Instructions to follow:
Produce a verbatim copy of the following records, leaving out all pictures.

Start of The records

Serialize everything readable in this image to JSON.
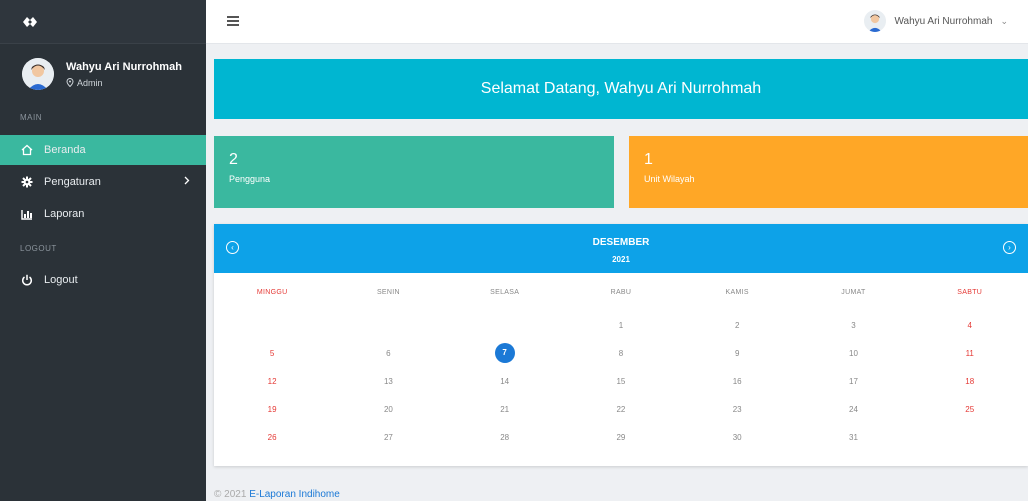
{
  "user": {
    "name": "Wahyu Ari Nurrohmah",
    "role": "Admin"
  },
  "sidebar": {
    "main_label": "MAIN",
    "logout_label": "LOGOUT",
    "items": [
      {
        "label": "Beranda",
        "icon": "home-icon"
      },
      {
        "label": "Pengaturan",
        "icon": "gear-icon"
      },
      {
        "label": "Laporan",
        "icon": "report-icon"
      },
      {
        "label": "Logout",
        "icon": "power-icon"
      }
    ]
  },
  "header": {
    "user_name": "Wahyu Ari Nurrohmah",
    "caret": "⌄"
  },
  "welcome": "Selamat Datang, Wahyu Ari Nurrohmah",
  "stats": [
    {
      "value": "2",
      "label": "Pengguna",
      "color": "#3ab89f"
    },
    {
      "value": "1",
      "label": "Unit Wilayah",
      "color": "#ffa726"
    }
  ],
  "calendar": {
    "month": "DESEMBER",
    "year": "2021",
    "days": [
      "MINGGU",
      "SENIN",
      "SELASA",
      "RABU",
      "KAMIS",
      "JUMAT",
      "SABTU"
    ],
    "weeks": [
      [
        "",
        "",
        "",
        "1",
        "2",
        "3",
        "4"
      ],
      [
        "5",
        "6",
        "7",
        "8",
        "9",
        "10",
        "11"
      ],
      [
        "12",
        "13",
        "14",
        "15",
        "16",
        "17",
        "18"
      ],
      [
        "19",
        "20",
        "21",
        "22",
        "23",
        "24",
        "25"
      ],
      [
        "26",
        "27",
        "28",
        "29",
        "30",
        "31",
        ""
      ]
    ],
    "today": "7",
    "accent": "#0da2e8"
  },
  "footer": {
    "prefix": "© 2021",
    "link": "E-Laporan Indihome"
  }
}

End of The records

Exercise result:
Serialize everything readable in this image to JSON.
{
  "user": {
    "name": "Wahyu Ari Nurrohmah",
    "role": "Admin"
  },
  "sidebar": {
    "main_label": "MAIN",
    "logout_label": "LOGOUT",
    "items": [
      {
        "label": "Beranda",
        "icon": "home-icon"
      },
      {
        "label": "Pengaturan",
        "icon": "gear-icon"
      },
      {
        "label": "Laporan",
        "icon": "report-icon"
      },
      {
        "label": "Logout",
        "icon": "power-icon"
      }
    ]
  },
  "header": {
    "user_name": "Wahyu Ari Nurrohmah",
    "caret": "⌄"
  },
  "welcome": "Selamat Datang, Wahyu Ari Nurrohmah",
  "stats": [
    {
      "value": "2",
      "label": "Pengguna",
      "color": "#3ab89f"
    },
    {
      "value": "1",
      "label": "Unit Wilayah",
      "color": "#ffa726"
    }
  ],
  "calendar": {
    "month": "DESEMBER",
    "year": "2021",
    "days": [
      "MINGGU",
      "SENIN",
      "SELASA",
      "RABU",
      "KAMIS",
      "JUMAT",
      "SABTU"
    ],
    "weeks": [
      [
        "",
        "",
        "",
        "1",
        "2",
        "3",
        "4"
      ],
      [
        "5",
        "6",
        "7",
        "8",
        "9",
        "10",
        "11"
      ],
      [
        "12",
        "13",
        "14",
        "15",
        "16",
        "17",
        "18"
      ],
      [
        "19",
        "20",
        "21",
        "22",
        "23",
        "24",
        "25"
      ],
      [
        "26",
        "27",
        "28",
        "29",
        "30",
        "31",
        ""
      ]
    ],
    "today": "7",
    "accent": "#0da2e8"
  },
  "footer": {
    "prefix": "© 2021",
    "link": "E-Laporan Indihome"
  }
}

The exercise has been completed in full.